Surface brightness of brown dwarfs (BDs) is not uniform in the presence of clouds and/or spots. The surface non-uniformity poses a severe challenge in spectral modeling of BDs and directly imaged exoplanets. However, the surface non-uniformity provides a window to gain insights into the underlying physical processes taking place in BDs. To address these questions, we propose to map the surface non-uniformities of nearby BDs using the Doppler imaging technique with Keck/NIRSPEC.
As a surface feature (spot or cloud) rotates in and out of view, it subsequently blocks the blue shift and the red shift part of a rotating body, or vice versa. As a result, spectral line profile exhibits periodical red and blue shift that modulates with rotation. By monitoring spectral line profile variation, one can infer surface non-uniformity distribution. This is the underlying method for Doppler imaging.

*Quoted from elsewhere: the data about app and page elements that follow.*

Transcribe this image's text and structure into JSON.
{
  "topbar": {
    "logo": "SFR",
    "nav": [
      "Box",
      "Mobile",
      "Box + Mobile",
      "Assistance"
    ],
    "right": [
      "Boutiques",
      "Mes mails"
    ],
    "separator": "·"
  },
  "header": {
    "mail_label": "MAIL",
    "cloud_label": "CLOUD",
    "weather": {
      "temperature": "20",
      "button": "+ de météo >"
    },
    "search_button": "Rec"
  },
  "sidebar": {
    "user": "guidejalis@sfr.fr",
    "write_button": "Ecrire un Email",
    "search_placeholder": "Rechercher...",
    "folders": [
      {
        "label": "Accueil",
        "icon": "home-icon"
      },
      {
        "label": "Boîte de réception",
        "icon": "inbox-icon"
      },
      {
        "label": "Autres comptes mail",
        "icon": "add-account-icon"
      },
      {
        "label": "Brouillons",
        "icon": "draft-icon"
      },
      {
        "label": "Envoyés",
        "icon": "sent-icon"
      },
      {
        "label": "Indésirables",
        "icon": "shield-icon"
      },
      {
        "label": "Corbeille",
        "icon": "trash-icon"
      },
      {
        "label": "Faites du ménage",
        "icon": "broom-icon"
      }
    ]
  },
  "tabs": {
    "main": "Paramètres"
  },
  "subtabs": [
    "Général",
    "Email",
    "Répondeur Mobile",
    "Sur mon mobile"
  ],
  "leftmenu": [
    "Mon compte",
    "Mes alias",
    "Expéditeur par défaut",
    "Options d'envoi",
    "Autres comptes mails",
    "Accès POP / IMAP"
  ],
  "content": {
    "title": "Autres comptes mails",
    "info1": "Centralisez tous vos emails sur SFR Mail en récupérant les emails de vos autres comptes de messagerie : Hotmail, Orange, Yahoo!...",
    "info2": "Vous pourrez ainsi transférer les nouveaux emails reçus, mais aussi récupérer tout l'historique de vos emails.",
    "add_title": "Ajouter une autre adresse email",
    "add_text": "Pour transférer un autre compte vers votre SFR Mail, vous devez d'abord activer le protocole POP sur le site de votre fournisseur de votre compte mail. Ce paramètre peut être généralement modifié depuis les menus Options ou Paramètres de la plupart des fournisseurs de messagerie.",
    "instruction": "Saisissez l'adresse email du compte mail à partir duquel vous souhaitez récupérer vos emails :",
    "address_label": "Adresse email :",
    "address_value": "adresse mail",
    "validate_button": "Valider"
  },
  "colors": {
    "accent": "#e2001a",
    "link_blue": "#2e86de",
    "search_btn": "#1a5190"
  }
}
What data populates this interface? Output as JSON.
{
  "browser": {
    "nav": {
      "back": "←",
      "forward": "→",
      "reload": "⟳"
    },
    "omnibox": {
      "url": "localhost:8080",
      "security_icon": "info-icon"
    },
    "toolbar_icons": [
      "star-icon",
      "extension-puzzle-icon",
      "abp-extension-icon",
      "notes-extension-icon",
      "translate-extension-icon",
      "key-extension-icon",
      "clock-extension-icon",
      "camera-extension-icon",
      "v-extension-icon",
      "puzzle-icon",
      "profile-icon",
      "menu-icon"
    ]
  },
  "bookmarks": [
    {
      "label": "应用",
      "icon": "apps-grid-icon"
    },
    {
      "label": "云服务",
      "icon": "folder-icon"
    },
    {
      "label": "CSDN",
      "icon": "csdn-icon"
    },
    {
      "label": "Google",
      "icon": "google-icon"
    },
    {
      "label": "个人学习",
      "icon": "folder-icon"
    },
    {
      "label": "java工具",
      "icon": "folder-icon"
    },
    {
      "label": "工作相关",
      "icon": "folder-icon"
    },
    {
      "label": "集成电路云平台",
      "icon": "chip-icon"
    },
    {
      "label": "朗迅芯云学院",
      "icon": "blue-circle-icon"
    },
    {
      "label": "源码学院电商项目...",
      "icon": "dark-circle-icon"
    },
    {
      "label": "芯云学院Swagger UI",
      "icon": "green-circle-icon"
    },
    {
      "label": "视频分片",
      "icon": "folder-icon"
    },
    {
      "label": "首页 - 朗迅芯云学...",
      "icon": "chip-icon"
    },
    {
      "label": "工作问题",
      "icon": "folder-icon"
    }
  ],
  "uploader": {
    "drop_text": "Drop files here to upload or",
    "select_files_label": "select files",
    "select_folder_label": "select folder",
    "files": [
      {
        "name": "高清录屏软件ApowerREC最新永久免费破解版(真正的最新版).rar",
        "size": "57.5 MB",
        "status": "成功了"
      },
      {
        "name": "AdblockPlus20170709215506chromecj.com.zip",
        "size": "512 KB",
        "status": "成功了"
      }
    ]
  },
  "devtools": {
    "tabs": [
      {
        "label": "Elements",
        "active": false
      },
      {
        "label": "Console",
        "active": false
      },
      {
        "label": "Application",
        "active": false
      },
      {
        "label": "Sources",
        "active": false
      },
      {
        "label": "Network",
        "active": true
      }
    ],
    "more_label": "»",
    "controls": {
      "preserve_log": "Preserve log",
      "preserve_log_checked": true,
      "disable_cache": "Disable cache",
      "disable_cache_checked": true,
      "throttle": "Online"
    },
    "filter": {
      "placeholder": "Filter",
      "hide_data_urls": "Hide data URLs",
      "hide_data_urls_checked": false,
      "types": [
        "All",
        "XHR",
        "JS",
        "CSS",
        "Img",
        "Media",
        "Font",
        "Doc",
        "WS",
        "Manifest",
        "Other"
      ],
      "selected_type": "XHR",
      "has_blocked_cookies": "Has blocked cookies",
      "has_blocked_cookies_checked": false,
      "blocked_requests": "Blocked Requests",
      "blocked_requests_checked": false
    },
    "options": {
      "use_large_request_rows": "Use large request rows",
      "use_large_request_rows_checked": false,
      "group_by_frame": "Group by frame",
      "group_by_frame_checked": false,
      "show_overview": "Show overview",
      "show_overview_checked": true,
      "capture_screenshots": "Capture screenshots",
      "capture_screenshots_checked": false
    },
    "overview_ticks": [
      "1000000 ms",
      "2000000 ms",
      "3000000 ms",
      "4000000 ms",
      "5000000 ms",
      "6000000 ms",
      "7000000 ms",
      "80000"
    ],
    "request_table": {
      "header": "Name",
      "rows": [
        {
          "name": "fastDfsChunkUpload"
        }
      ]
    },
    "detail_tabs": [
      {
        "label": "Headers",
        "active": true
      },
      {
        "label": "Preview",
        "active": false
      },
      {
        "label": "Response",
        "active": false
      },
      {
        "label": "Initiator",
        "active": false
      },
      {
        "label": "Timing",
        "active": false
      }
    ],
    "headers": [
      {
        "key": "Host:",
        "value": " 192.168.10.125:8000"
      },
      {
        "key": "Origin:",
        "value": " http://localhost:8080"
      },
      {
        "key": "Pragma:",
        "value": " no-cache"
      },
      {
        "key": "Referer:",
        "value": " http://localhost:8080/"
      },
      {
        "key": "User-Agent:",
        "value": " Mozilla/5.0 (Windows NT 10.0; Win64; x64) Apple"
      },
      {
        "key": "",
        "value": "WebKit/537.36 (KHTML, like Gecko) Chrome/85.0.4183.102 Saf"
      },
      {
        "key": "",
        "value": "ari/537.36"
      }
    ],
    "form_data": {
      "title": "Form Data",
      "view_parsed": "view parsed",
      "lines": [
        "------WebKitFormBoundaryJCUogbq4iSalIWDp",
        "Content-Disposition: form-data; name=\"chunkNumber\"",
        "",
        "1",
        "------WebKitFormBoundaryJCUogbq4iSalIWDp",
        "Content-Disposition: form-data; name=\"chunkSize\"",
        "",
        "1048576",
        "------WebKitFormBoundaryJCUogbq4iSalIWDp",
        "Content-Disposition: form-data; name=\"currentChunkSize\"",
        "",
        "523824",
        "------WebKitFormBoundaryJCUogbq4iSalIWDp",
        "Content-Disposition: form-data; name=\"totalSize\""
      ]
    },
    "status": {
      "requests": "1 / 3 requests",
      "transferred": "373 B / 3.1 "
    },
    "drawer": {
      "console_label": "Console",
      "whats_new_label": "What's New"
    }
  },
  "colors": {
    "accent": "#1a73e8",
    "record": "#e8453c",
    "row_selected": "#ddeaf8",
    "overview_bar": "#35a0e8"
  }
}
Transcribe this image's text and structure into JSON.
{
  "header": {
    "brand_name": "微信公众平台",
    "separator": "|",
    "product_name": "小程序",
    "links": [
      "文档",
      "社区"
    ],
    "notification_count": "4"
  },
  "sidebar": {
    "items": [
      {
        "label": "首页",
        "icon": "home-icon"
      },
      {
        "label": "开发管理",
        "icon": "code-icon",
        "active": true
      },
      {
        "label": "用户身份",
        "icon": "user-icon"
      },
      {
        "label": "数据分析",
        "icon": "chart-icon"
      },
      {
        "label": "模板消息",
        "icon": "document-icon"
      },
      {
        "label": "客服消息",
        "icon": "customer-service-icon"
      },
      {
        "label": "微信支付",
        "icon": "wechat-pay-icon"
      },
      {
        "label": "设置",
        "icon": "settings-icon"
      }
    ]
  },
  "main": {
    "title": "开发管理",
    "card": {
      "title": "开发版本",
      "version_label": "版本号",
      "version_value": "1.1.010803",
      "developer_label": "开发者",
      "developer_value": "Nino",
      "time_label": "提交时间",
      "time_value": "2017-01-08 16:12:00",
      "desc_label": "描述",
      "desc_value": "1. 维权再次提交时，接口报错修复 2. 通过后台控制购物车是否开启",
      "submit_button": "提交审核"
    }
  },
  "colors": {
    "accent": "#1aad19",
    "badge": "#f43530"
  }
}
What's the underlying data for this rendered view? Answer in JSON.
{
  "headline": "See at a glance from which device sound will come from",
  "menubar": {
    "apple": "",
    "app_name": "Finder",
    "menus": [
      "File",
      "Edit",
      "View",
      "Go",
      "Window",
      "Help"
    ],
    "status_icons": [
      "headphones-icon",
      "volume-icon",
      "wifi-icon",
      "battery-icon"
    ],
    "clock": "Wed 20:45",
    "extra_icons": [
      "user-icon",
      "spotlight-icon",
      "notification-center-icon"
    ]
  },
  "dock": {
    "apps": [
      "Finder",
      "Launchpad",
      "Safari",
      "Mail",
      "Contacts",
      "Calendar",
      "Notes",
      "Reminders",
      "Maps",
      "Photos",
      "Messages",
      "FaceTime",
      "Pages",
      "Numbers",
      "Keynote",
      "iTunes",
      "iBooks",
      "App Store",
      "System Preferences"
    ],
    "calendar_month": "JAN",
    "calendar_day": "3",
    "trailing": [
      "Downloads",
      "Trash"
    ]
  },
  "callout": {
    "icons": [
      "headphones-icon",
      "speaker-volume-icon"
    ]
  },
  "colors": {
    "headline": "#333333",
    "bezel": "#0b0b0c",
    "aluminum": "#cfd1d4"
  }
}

The Doppler Imaging technique may one day be used for remote sensing of a habitable world in combination with the high dispersion coronagraphy technique.